It seems to skip the basics and dives right into many somewhat obscure things. Altogether, this is most definitely NOT a book for someone starting out in ASP!
Highly recommended for up and coming "Advanced" ASP developers.
My biggest concern with the book is that the title is hopelessly misleading. There is almost nothing on "designing" active server pages. We are instead led through a couple of administration apps and a high-level intro to COM & how to use 3rd party components. I expected information on how to structure your application, on performance issues, on scalability, on security, session & application variables, maybe even something on database issues. Unfortunately most of the author's advice seems could be summarized with "encapsulate your code: use classes, COM objects and include files".
I found that a lot of the writing seemed wordy and repetitive, unlike most O'Reilly books. Also this book seems pitched at intermediate developers, say those that are familiar with the syntax but don't have much expertise in building multi-page ASP applications. I don't think experienced ASP developers would get much out of this book, since they probably have written their own code to accomplish some of the things discussed in this book.
I wanted to give this book a good review, being a big fan of the author's web site,.... Unfortunately this book is not a keeper. If you want ASP books get "ASP in a Nutshell" (O'Reilly) for the syntax, "Developing ASP Components" (O'Reilly) if you want to get into COM and Professional Active Server Pages 2/3 (Wrox) for an excellent look at real ASP programming in an enterprise.
The one complaint I have is that the source code for this book, which you can download from the O'Reilly site, is a chaotic, inextricable mess of files with arbitrary names that are impossible to link to any specific examples in the book (I wouldn't mind that the file names are arbitrary, if he told you in the book which file a given example was associated with -- but no luck there). Really inexcusable.

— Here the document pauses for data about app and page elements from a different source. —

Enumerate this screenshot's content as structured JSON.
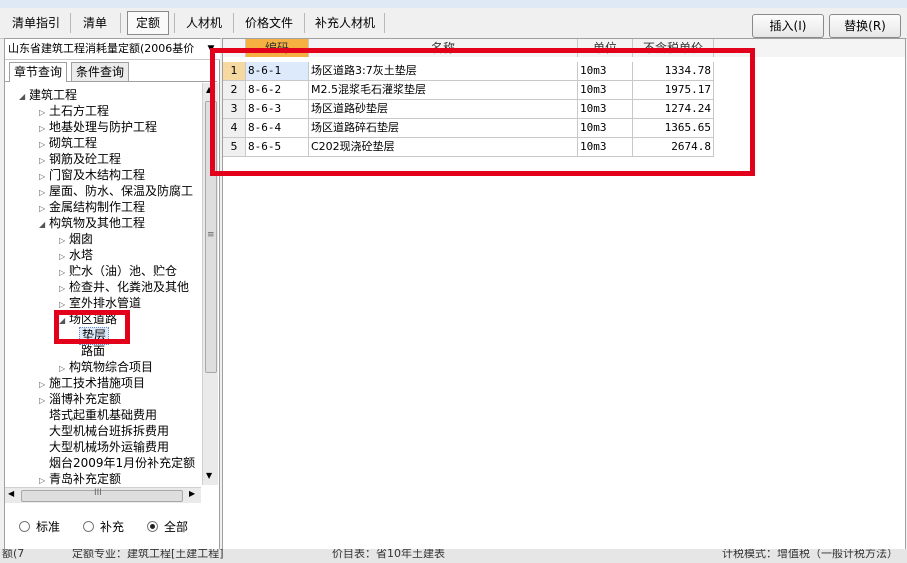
{
  "toolbar": {
    "tabs": [
      "清单指引",
      "清单",
      "定额",
      "人材机",
      "价格文件",
      "补充人材机"
    ],
    "active_tab": "定额",
    "insert_button": "插入(I)",
    "replace_button": "替换(R)"
  },
  "left_panel": {
    "quota_library": "山东省建筑工程消耗量定额(2006基价",
    "subtabs": [
      "章节查询",
      "条件查询"
    ],
    "tree": [
      {
        "label": "建筑工程"
      },
      {
        "label": "土石方工程"
      },
      {
        "label": "地基处理与防护工程"
      },
      {
        "label": "砌筑工程"
      },
      {
        "label": "钢筋及砼工程"
      },
      {
        "label": "门窗及木结构工程"
      },
      {
        "label": "屋面、防水、保温及防腐工"
      },
      {
        "label": "金属结构制作工程"
      },
      {
        "label": "构筑物及其他工程"
      },
      {
        "label": "烟囱"
      },
      {
        "label": "水塔"
      },
      {
        "label": "贮水（油）池、贮仓"
      },
      {
        "label": "检查井、化粪池及其他"
      },
      {
        "label": "室外排水管道"
      },
      {
        "label": "场区道路"
      },
      {
        "label": "垫层"
      },
      {
        "label": "路面"
      },
      {
        "label": "构筑物综合项目"
      },
      {
        "label": "施工技术措施项目"
      },
      {
        "label": "淄博补充定额"
      },
      {
        "label": "塔式起重机基础费用"
      },
      {
        "label": "大型机械台班拆拆费用"
      },
      {
        "label": "大型机械场外运输费用"
      },
      {
        "label": "烟台2009年1月份补充定额"
      },
      {
        "label": "青岛补充定额"
      }
    ],
    "radio_options": [
      "标准",
      "补充",
      "全部"
    ],
    "radio_selected": "全部",
    "hscroll_thumb": "III",
    "vscroll_thumb": "≡"
  },
  "table": {
    "headers": [
      "编码",
      "名称",
      "单位",
      "不含税单价"
    ],
    "rows": [
      {
        "num": "1",
        "code": "8-6-1",
        "name": "场区道路3:7灰土垫层",
        "unit": "10m3",
        "price": "1334.78"
      },
      {
        "num": "2",
        "code": "8-6-2",
        "name": "M2.5混浆毛石灌浆垫层",
        "unit": "10m3",
        "price": "1975.17"
      },
      {
        "num": "3",
        "code": "8-6-3",
        "name": "场区道路砂垫层",
        "unit": "10m3",
        "price": "1274.24"
      },
      {
        "num": "4",
        "code": "8-6-4",
        "name": "场区道路碎石垫层",
        "unit": "10m3",
        "price": "1365.65"
      },
      {
        "num": "5",
        "code": "8-6-5",
        "name": "C202现浇砼垫层",
        "unit": "10m3",
        "price": "2674.8"
      }
    ]
  },
  "status_bar": {
    "left": "额(7",
    "quota_specialty": "定额专业：建筑工程[土建工程]",
    "price_table": "价目表：省10年土建表",
    "tax_mode": "计税模式：增值税（一般计税方法）"
  },
  "colors": {
    "highlight_red": "#e2001a",
    "selected_row": "#dceafc",
    "header_accent": "#f5b041"
  }
}
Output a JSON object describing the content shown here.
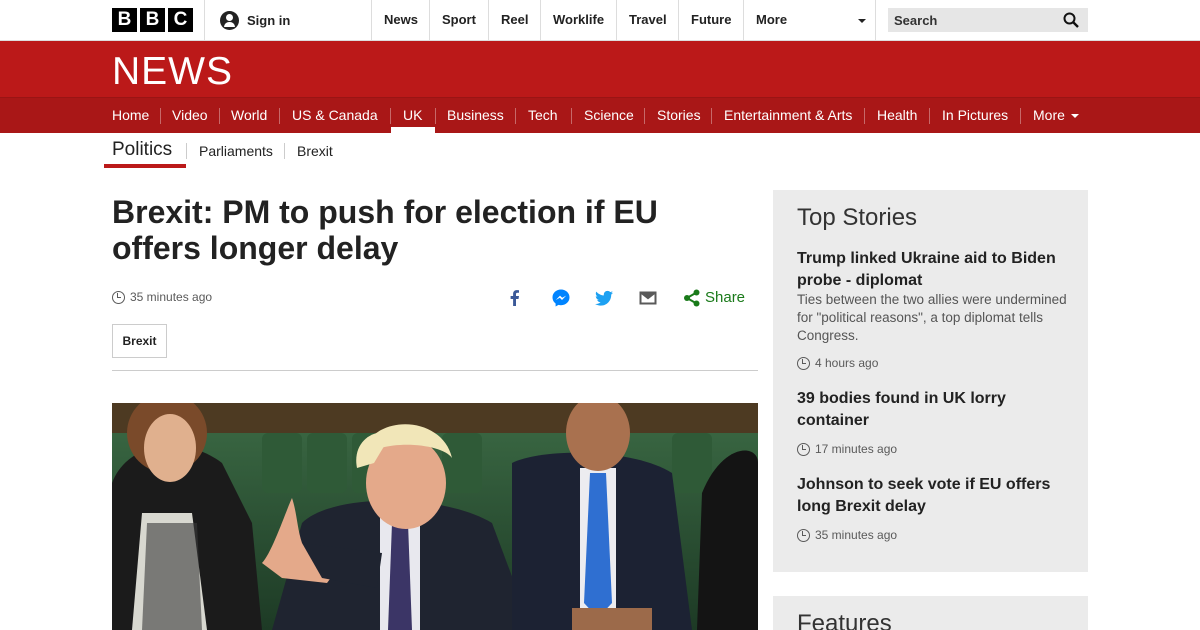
{
  "global_bar": {
    "logo_letters": [
      "B",
      "B",
      "C"
    ],
    "sign_in": "Sign in",
    "nav": [
      "News",
      "Sport",
      "Reel",
      "Worklife",
      "Travel",
      "Future",
      "More"
    ],
    "search_placeholder": "Search"
  },
  "masthead": {
    "title": "NEWS",
    "nav": [
      "Home",
      "Video",
      "World",
      "US & Canada",
      "UK",
      "Business",
      "Tech",
      "Science",
      "Stories",
      "Entertainment & Arts",
      "Health",
      "In Pictures",
      "More"
    ],
    "active": "UK"
  },
  "subnav": {
    "current": "Politics",
    "items": [
      "Parliaments",
      "Brexit"
    ]
  },
  "article": {
    "headline": "Brexit: PM to push for election if EU offers longer delay",
    "timestamp": "35 minutes ago",
    "share_label": "Share",
    "tag": "Brexit"
  },
  "sidebar": {
    "top_stories_title": "Top Stories",
    "stories": [
      {
        "title": "Trump linked Ukraine aid to Biden probe - diplomat",
        "summary": "Ties between the two allies were undermined for \"political reasons\", a top diplomat tells Congress.",
        "time": "4 hours ago"
      },
      {
        "title": "39 bodies found in UK lorry container",
        "time": "17 minutes ago"
      },
      {
        "title": "Johnson to seek vote if EU offers long Brexit delay",
        "time": "35 minutes ago"
      }
    ],
    "features_title": "Features"
  },
  "colors": {
    "brand_red": "#bb1919",
    "nav_red": "#a91717",
    "share_green": "#1a7a1a",
    "facebook_blue": "#3b5998",
    "twitter_blue": "#1da1f2",
    "messenger_blue": "#0084ff"
  }
}
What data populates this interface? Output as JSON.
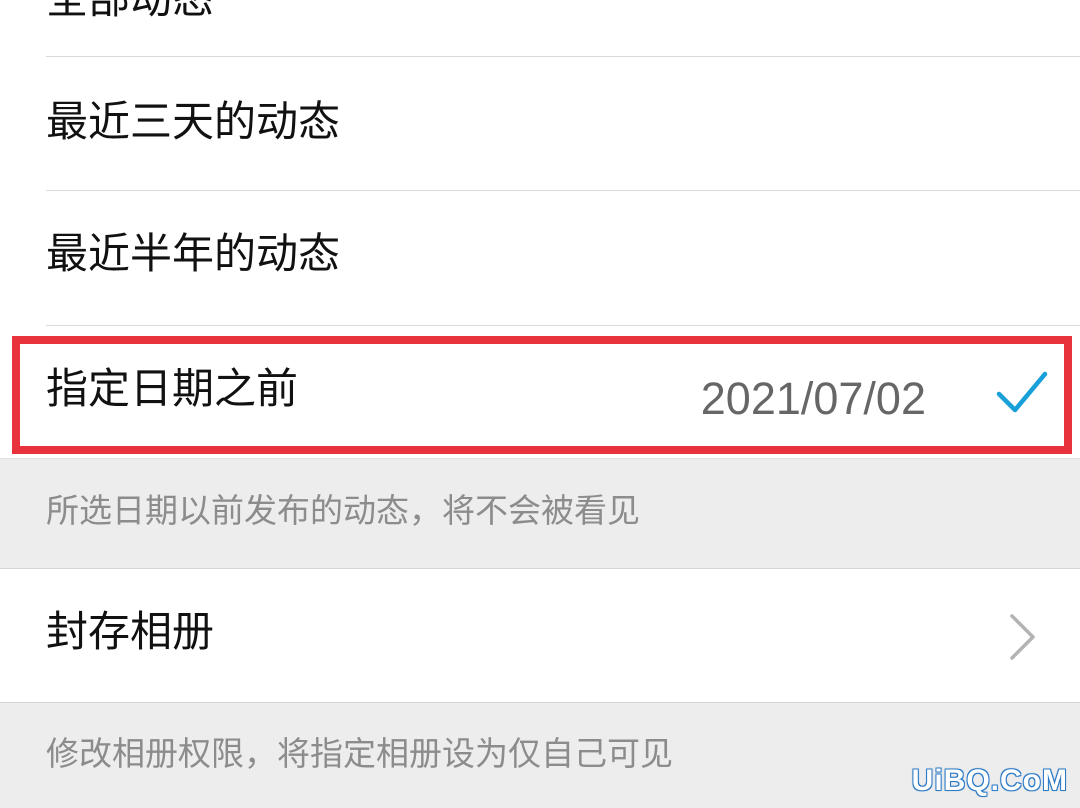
{
  "options": {
    "partial_top_label": "全部动态",
    "items": [
      {
        "label": "最近三天的动态"
      },
      {
        "label": "最近半年的动态"
      },
      {
        "label": "指定日期之前",
        "value": "2021/07/02",
        "selected": true
      }
    ]
  },
  "hints": {
    "date_hint": "所选日期以前发布的动态，将不会被看见",
    "album_hint": "修改相册权限，将指定相册设为仅自己可见"
  },
  "album": {
    "label": "封存相册"
  },
  "icons": {
    "selected": "checkmark-icon",
    "navigate": "chevron-right-icon"
  },
  "colors": {
    "accent": "#1aa0d8",
    "highlight": "#e8323c"
  },
  "watermark": "UiBQ.CoM"
}
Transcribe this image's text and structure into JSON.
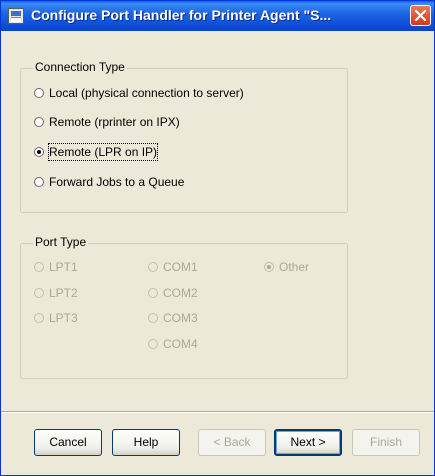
{
  "window": {
    "title": "Configure Port Handler for Printer Agent \"S...",
    "colors": {
      "titlebar": "#0b4fd6",
      "dialog_bg": "#ece9d8",
      "close": "#cf3a18"
    }
  },
  "connection_type": {
    "legend": "Connection Type",
    "options": [
      {
        "label": "Local (physical connection to server)",
        "selected": false
      },
      {
        "label": "Remote (rprinter on IPX)",
        "selected": false
      },
      {
        "label": "Remote (LPR on IP)",
        "selected": true
      },
      {
        "label": "Forward Jobs to a Queue",
        "selected": false
      }
    ]
  },
  "port_type": {
    "legend": "Port Type",
    "options": [
      {
        "label": "LPT1",
        "selected": false
      },
      {
        "label": "LPT2",
        "selected": false
      },
      {
        "label": "LPT3",
        "selected": false
      },
      {
        "label": "COM1",
        "selected": false
      },
      {
        "label": "COM2",
        "selected": false
      },
      {
        "label": "COM3",
        "selected": false
      },
      {
        "label": "COM4",
        "selected": false
      },
      {
        "label": "Other",
        "selected": true
      }
    ]
  },
  "buttons": {
    "cancel": "Cancel",
    "help": "Help",
    "back": "< Back",
    "next": "Next >",
    "finish": "Finish"
  }
}
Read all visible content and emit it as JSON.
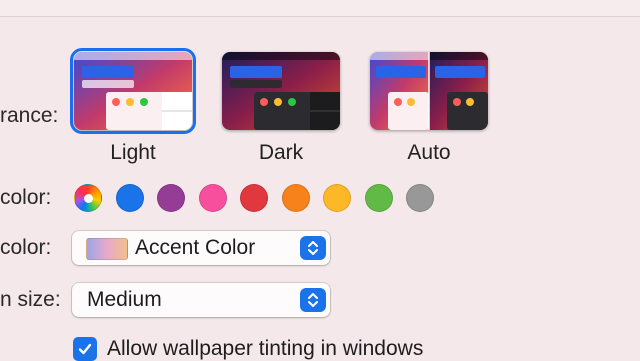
{
  "appearance": {
    "label": "rance:",
    "options": [
      {
        "label": "Light",
        "selected": true
      },
      {
        "label": "Dark",
        "selected": false
      },
      {
        "label": "Auto",
        "selected": false
      }
    ]
  },
  "accent": {
    "label": "color:",
    "colors": [
      {
        "name": "multicolor",
        "hex": "multicolor"
      },
      {
        "name": "blue",
        "hex": "#1a73e8"
      },
      {
        "name": "purple",
        "hex": "#953d96"
      },
      {
        "name": "pink",
        "hex": "#f74f9e"
      },
      {
        "name": "red",
        "hex": "#e0383e"
      },
      {
        "name": "orange",
        "hex": "#f7821b"
      },
      {
        "name": "yellow",
        "hex": "#fcb827"
      },
      {
        "name": "green",
        "hex": "#62ba46"
      },
      {
        "name": "graphite",
        "hex": "#989898"
      }
    ],
    "selected": "multicolor"
  },
  "highlight": {
    "label": "color:",
    "value": "Accent Color"
  },
  "sidebar_icon_size": {
    "label": "n size:",
    "value": "Medium"
  },
  "wallpaper_tinting": {
    "label": "Allow wallpaper tinting in windows",
    "checked": true
  },
  "colors": {
    "accent_blue": "#1a73e8",
    "background": "#f4e8ea"
  }
}
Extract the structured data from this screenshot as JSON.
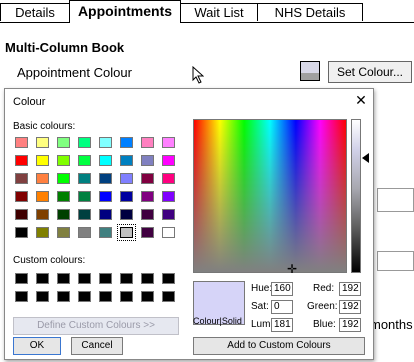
{
  "tabs": [
    {
      "label": "Details",
      "active": false
    },
    {
      "label": "Appointments",
      "active": true
    },
    {
      "label": "Wait List",
      "active": false
    },
    {
      "label": "NHS Details",
      "active": false
    }
  ],
  "form": {
    "section_title": "Multi-Column Book",
    "appointment_colour_label": "Appointment Colour",
    "set_colour_button": "Set Colour...",
    "months_text": "months"
  },
  "dialog": {
    "title": "Colour",
    "close_glyph": "✕",
    "basic_colours_label": "Basic colours:",
    "custom_colours_label": "Custom colours:",
    "define_custom_button": "Define Custom Colours >>",
    "ok_button": "OK",
    "cancel_button": "Cancel",
    "add_custom_button": "Add to Custom Colours",
    "preview_label": "Colour|Solid",
    "basic_colours": [
      "#ff8080",
      "#ffff80",
      "#80ff80",
      "#00ff80",
      "#80ffff",
      "#0080ff",
      "#ff80c0",
      "#ff80ff",
      "#ff0000",
      "#ffff00",
      "#80ff00",
      "#00ff40",
      "#00ffff",
      "#0080c0",
      "#8080c0",
      "#ff00ff",
      "#804040",
      "#ff8040",
      "#00ff00",
      "#008080",
      "#004080",
      "#8080ff",
      "#800040",
      "#ff0080",
      "#800000",
      "#ff8000",
      "#008000",
      "#008040",
      "#0000ff",
      "#0000a0",
      "#800080",
      "#8000ff",
      "#400000",
      "#804000",
      "#004000",
      "#004040",
      "#000080",
      "#000040",
      "#400040",
      "#400080",
      "#000000",
      "#808000",
      "#808040",
      "#808080",
      "#408080",
      "#c0c0c0",
      "#400040",
      "#ffffff"
    ],
    "selected_basic_index": 45,
    "hue_label": "Hue:",
    "sat_label": "Sat:",
    "lum_label": "Lum:",
    "red_label": "Red:",
    "green_label": "Green:",
    "blue_label": "Blue:",
    "hue": "160",
    "sat": "0",
    "lum": "181",
    "red": "192",
    "green": "192",
    "blue": "192"
  },
  "colors": {
    "preview": "#d6d4f8"
  }
}
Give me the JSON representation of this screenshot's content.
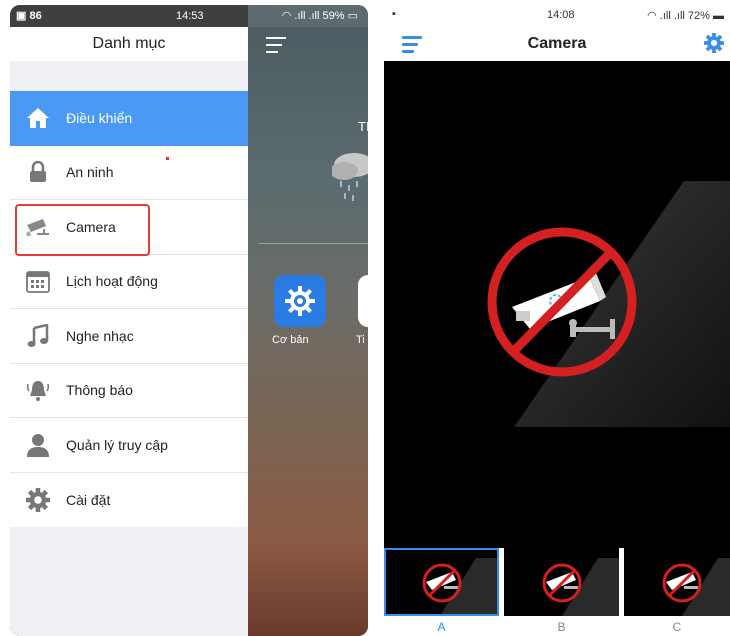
{
  "left_phone": {
    "status": {
      "left": "86",
      "time": "14:53",
      "battery": "59%"
    },
    "drawer": {
      "title": "Danh mục",
      "items": [
        {
          "label": "Điều khiển",
          "icon": "home-icon",
          "active": true
        },
        {
          "label": "An ninh",
          "icon": "lock-icon"
        },
        {
          "label": "Camera",
          "icon": "camera-icon",
          "highlighted": true
        },
        {
          "label": "Lịch hoạt động",
          "icon": "calendar-icon"
        },
        {
          "label": "Nghe nhạc",
          "icon": "music-icon"
        },
        {
          "label": "Thông báo",
          "icon": "bell-icon"
        },
        {
          "label": "Quản lý truy cập",
          "icon": "user-icon"
        },
        {
          "label": "Cài đặt",
          "icon": "gear-icon"
        }
      ],
      "active_color": "#4a9af5",
      "highlight_color": "#e23b3b"
    },
    "underlay": {
      "weather_label": "TI",
      "apps": [
        {
          "label": "Cơ bản",
          "icon": "gear-icon"
        },
        {
          "label": "Ti"
        }
      ]
    }
  },
  "right_phone": {
    "status": {
      "time": "14:08",
      "battery": "72%"
    },
    "title": "Camera",
    "accent_color": "#3a8ee6",
    "no_camera_icon": "no-camera-icon",
    "thumbnails": [
      {
        "label": "A",
        "selected": true
      },
      {
        "label": "B"
      },
      {
        "label": "C"
      }
    ]
  }
}
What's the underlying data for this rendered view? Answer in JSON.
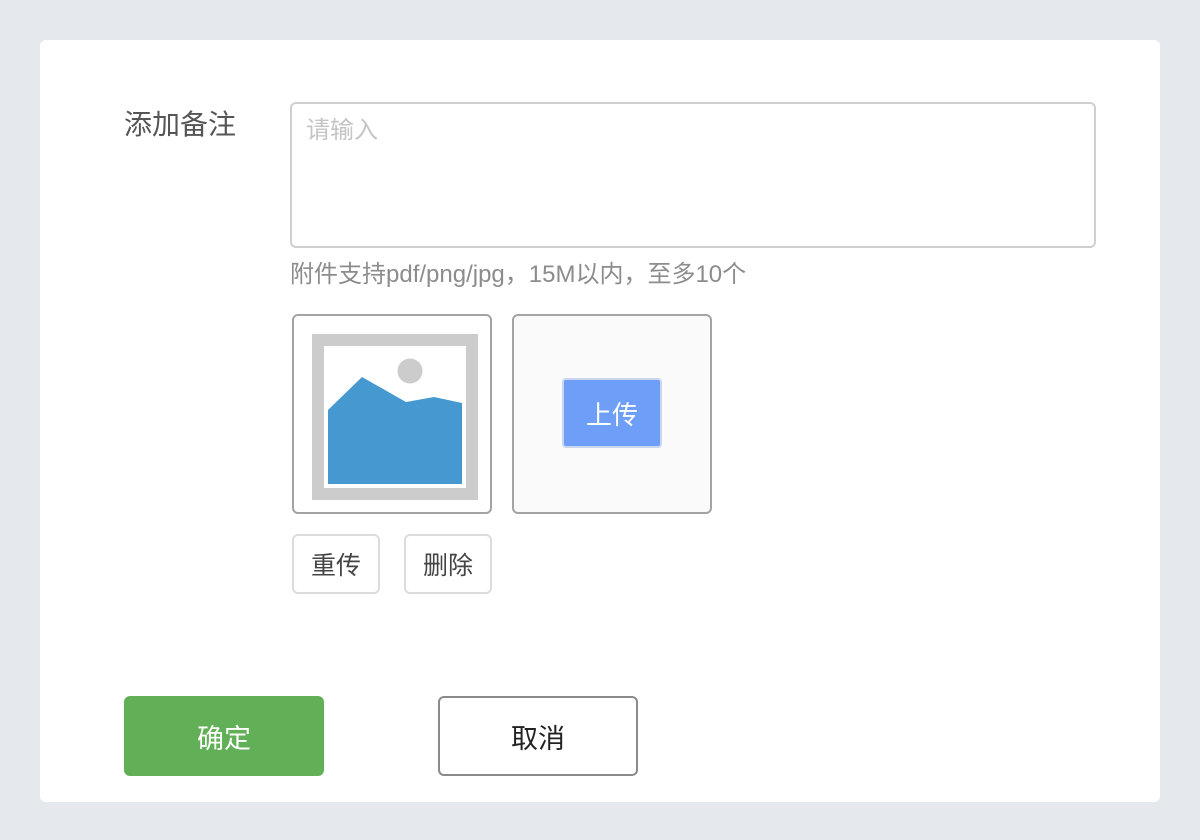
{
  "form": {
    "remark_label": "添加备注",
    "remark_value": "",
    "remark_placeholder": "请输入",
    "attachment_hint": "附件支持pdf/png/jpg，15M以内，至多10个"
  },
  "attachments": {
    "preview_icon": "image-placeholder-icon",
    "upload_label": "上传",
    "reupload_label": "重传",
    "delete_label": "删除"
  },
  "footer": {
    "confirm_label": "确定",
    "cancel_label": "取消"
  },
  "colors": {
    "page_background": "#e5e8ec",
    "confirm": "#61b057",
    "upload": "#6f9ef8",
    "image_mountain": "#4699d0",
    "image_frame": "#cccccc"
  }
}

Most recent customer reviews
tried to find some answers to simple questions
about ASP in this book.Read more
Most ASP books out there teach you the basics of ASP, or
working with something specific in ASP.Read more